▶ [Task objective]
Print exactly the lines from the one containing "Extract the structured" through the last line of the records below, both included, and nothing else; omit any pictures.

[Stored items from a collection]
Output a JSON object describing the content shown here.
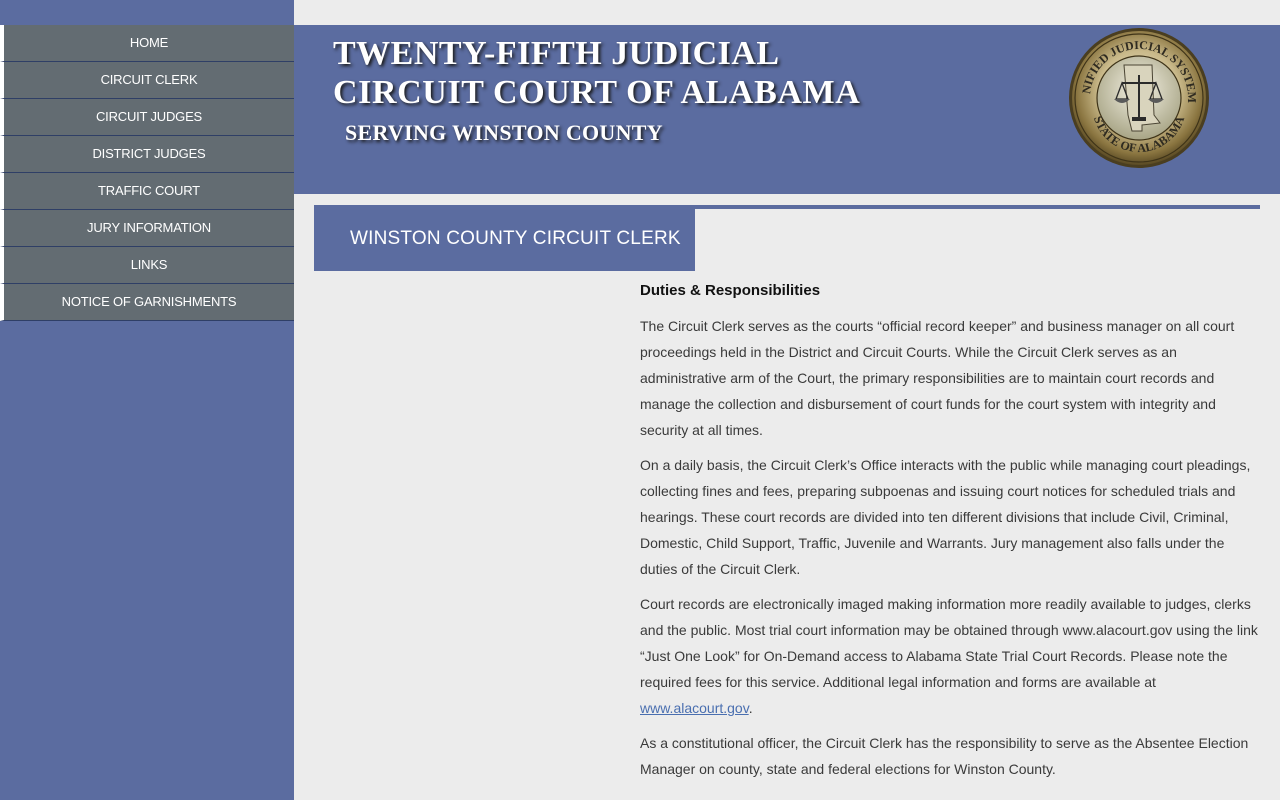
{
  "nav": {
    "items": [
      {
        "label": "HOME"
      },
      {
        "label": "CIRCUIT CLERK"
      },
      {
        "label": "CIRCUIT JUDGES"
      },
      {
        "label": "DISTRICT JUDGES"
      },
      {
        "label": "TRAFFIC COURT"
      },
      {
        "label": "JURY INFORMATION"
      },
      {
        "label": "LINKS"
      },
      {
        "label": "NOTICE OF GARNISHMENTS"
      }
    ]
  },
  "header": {
    "line1": "TWENTY-FIFTH JUDICIAL",
    "line2": "CIRCUIT COURT OF ALABAMA",
    "line3": "SERVING WINSTON COUNTY",
    "seal": {
      "top_text": "UNIFIED JUDICIAL SYSTEM",
      "bottom_text": "STATE OF ALABAMA",
      "icon": "scales-of-justice-icon"
    }
  },
  "page": {
    "title": "WINSTON COUNTY CIRCUIT CLERK"
  },
  "content": {
    "heading": "Duties & Responsibilities",
    "p1": "The Circuit Clerk serves as the courts “official record keeper” and business manager on all court proceedings held in the District and Circuit Courts. While the Circuit Clerk serves as an administrative arm of the Court, the primary responsibilities are to maintain court records and manage the collection and disbursement of court funds for the court system with integrity and security at all times.",
    "p2": "On a daily basis, the Circuit Clerk’s Office interacts with the public while managing court pleadings, collecting fines and fees, preparing subpoenas and issuing court notices for scheduled trials and hearings. These court records are divided into ten different divisions that include Civil, Criminal, Domestic, Child Support, Traffic, Juvenile and Warrants. Jury management also falls under the duties of the Circuit Clerk.",
    "p3": "Court records are electronically imaged making information more readily available to judges, clerks and the public. Most trial court information may be obtained through www.alacourt.gov using the link “Just One Look” for On-Demand access to Alabama State Trial Court Records. Please note the required fees for this service. Additional legal information and forms are available at",
    "p3_link": "www.alacourt.gov",
    "p3_end": ".",
    "p4": "As a constitutional officer, the Circuit Clerk has the responsibility to serve as the Absentee Election Manager on county, state and federal elections for Winston County."
  },
  "colors": {
    "brand_blue": "#5b6ca0",
    "nav_gray": "#636c72",
    "content_bg": "#ececec",
    "link": "#4a6fb0"
  }
}
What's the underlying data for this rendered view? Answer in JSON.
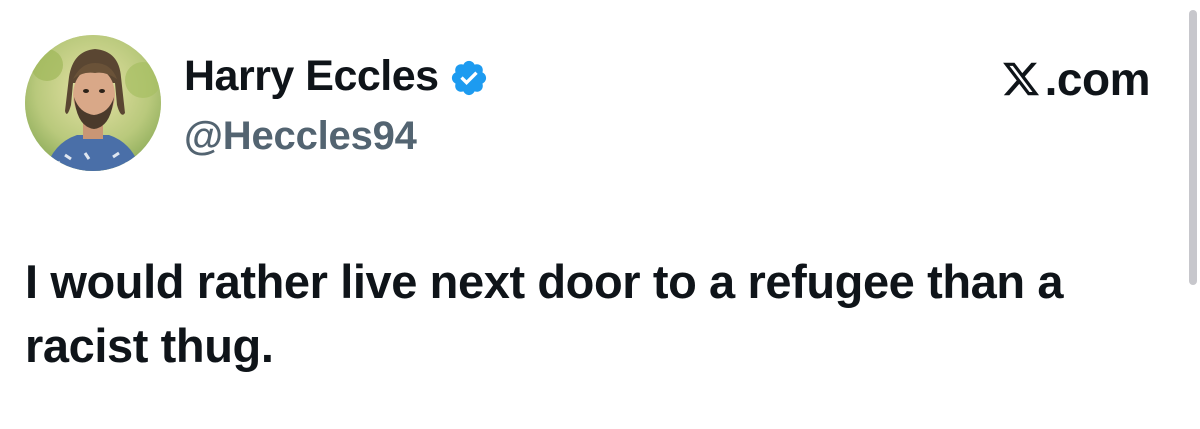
{
  "post": {
    "author": {
      "display_name": "Harry Eccles",
      "handle": "@Heccles94",
      "verified": true,
      "avatar_icon": "profile-photo"
    },
    "site": {
      "label": ".com",
      "logo_icon": "x-logo-icon"
    },
    "text": "I would rather live next door to a refugee than a racist thug."
  },
  "colors": {
    "text_primary": "#0f1419",
    "text_secondary": "#536471",
    "verified_blue": "#1d9bf0",
    "background": "#ffffff"
  }
}
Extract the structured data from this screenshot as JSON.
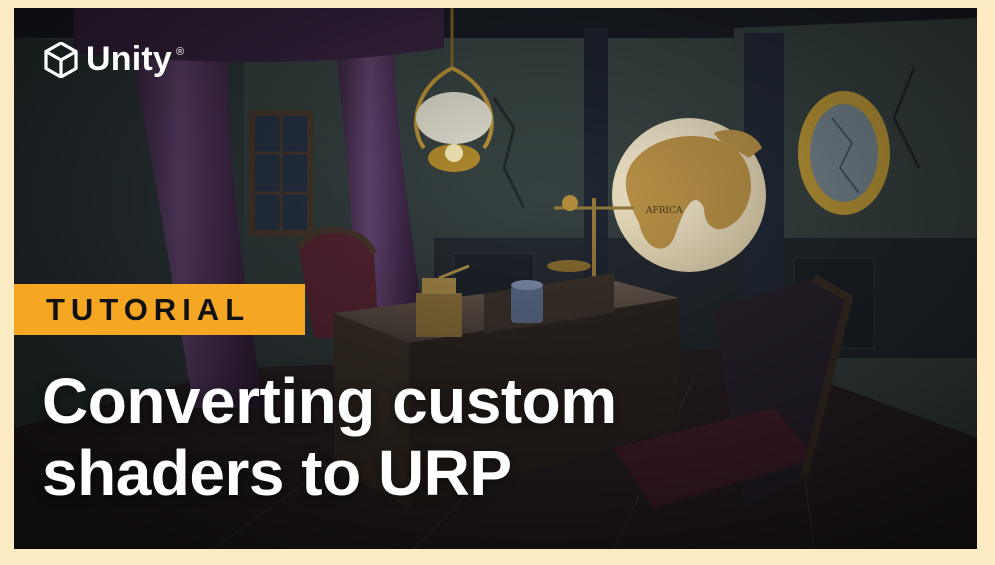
{
  "brand": {
    "name": "Unity",
    "registered": "®",
    "logo_icon": "unity-cube-logo"
  },
  "badge": {
    "label": "TUTORIAL",
    "color": "#f5a623"
  },
  "headline": {
    "line1": "Converting custom",
    "line2": "shaders to URP"
  },
  "colors": {
    "page_background": "#fdebc4",
    "scene_tone": "#2a3140"
  },
  "scene": {
    "objects": [
      "curtains",
      "hanging-lamp",
      "globe",
      "gold-mirror",
      "desk",
      "coffee-grinder",
      "mug",
      "scales",
      "chair"
    ],
    "globe_labels": [
      "AFRICA"
    ]
  }
}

▶ [Solution to the exercise]
Extract the structured data from this screenshot as JSON.
{
  "brand": {
    "name": "Unity",
    "registered": "®",
    "logo_icon": "unity-cube-logo"
  },
  "badge": {
    "label": "TUTORIAL",
    "color": "#f5a623"
  },
  "headline": {
    "line1": "Converting custom",
    "line2": "shaders to URP"
  },
  "colors": {
    "page_background": "#fdebc4",
    "scene_tone": "#2a3140"
  },
  "scene": {
    "objects": [
      "curtains",
      "hanging-lamp",
      "globe",
      "gold-mirror",
      "desk",
      "coffee-grinder",
      "mug",
      "scales",
      "chair"
    ],
    "globe_labels": [
      "AFRICA"
    ]
  }
}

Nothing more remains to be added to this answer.